== WHAT IS BEING ASKED ==
The lines wanted are those in the data below that include "fonts".

== RECORDS FOR THIS TASK ==
BEGIN
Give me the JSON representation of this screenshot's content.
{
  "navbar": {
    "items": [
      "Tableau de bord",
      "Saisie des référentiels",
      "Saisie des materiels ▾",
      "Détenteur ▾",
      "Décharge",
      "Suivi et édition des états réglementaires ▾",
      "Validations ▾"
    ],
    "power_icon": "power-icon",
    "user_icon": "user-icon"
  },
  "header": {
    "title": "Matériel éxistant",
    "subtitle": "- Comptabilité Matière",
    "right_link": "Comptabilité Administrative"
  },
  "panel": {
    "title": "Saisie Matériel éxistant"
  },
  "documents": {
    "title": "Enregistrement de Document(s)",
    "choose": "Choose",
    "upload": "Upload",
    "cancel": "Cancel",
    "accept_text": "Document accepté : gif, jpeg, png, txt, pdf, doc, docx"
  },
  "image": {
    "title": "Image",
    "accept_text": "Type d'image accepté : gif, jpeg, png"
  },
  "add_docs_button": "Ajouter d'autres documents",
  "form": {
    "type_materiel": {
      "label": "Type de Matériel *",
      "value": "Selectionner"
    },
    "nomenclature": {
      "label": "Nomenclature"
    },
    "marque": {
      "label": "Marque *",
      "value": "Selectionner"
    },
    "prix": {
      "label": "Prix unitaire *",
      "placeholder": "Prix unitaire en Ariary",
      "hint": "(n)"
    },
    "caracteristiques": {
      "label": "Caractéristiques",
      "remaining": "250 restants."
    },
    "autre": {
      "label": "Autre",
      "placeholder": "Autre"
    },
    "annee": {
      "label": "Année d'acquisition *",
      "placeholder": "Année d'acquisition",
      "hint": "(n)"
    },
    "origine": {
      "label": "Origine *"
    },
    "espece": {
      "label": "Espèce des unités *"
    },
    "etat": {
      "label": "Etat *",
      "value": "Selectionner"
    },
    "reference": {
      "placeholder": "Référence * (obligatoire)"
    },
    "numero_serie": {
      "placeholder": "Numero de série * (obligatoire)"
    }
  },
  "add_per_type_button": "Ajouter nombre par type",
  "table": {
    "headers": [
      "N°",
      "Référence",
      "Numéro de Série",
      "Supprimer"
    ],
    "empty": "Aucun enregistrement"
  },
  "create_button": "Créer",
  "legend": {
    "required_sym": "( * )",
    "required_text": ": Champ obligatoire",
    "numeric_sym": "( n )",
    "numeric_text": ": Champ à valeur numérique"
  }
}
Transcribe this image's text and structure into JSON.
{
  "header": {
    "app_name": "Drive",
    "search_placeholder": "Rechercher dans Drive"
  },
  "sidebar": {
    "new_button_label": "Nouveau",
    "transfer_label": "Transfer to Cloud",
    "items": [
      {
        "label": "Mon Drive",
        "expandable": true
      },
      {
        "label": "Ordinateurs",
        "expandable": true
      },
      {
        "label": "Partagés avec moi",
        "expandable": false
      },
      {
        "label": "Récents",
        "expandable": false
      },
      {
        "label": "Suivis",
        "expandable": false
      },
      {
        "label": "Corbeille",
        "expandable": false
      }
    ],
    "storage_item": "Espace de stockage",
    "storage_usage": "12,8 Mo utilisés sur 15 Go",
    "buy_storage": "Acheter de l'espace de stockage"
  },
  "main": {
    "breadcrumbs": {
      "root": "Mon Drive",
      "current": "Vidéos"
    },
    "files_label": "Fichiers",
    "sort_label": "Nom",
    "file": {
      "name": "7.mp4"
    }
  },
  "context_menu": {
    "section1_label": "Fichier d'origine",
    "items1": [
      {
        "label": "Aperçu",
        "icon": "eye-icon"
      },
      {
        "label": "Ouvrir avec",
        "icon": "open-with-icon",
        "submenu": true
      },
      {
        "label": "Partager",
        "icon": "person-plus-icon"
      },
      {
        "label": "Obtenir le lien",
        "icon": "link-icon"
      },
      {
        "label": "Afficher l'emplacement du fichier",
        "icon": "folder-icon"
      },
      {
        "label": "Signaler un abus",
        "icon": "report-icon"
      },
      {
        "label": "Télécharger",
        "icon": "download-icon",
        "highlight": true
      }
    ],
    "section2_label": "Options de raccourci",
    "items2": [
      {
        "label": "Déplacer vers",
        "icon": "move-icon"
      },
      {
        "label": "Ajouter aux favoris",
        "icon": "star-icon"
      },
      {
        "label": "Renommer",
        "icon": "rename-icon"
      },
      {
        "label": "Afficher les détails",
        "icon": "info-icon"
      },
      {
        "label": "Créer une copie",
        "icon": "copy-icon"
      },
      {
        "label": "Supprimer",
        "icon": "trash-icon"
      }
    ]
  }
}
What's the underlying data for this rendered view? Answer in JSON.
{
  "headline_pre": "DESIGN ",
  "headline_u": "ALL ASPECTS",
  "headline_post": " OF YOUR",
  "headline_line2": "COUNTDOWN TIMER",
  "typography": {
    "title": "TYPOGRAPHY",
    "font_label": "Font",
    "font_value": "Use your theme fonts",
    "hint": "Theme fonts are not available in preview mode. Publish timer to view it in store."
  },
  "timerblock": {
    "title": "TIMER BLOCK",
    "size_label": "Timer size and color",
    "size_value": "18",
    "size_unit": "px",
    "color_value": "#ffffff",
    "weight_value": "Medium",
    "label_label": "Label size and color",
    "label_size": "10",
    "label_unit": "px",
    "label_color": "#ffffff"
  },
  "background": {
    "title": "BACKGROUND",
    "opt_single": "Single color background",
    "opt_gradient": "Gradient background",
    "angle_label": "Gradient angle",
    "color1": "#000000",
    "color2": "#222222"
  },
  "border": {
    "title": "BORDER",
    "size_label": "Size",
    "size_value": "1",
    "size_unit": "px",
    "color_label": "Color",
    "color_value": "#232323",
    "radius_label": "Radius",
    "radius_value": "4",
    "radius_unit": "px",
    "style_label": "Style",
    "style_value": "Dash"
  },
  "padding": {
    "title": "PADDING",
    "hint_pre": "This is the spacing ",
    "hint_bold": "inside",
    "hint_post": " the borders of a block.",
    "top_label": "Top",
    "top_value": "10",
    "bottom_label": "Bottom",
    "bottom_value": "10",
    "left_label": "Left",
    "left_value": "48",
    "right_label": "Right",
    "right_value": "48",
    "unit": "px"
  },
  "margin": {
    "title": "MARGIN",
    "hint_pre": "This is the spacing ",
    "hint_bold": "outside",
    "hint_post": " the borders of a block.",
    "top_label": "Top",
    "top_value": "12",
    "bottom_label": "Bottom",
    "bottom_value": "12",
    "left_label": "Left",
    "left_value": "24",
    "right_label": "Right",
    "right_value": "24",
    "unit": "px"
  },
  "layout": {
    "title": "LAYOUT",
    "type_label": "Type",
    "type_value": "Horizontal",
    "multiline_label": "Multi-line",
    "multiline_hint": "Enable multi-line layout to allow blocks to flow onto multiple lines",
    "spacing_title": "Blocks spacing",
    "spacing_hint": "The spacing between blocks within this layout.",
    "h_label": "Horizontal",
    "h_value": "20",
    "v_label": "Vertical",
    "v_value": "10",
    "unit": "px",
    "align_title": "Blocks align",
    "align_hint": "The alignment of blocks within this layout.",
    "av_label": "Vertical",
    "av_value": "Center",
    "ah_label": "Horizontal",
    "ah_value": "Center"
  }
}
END
== WRITTEN SOLUTION ==
    "font_value": "Use your theme fonts",
    "hint": "Theme fonts are not available in preview mode. Publish timer to view it in store."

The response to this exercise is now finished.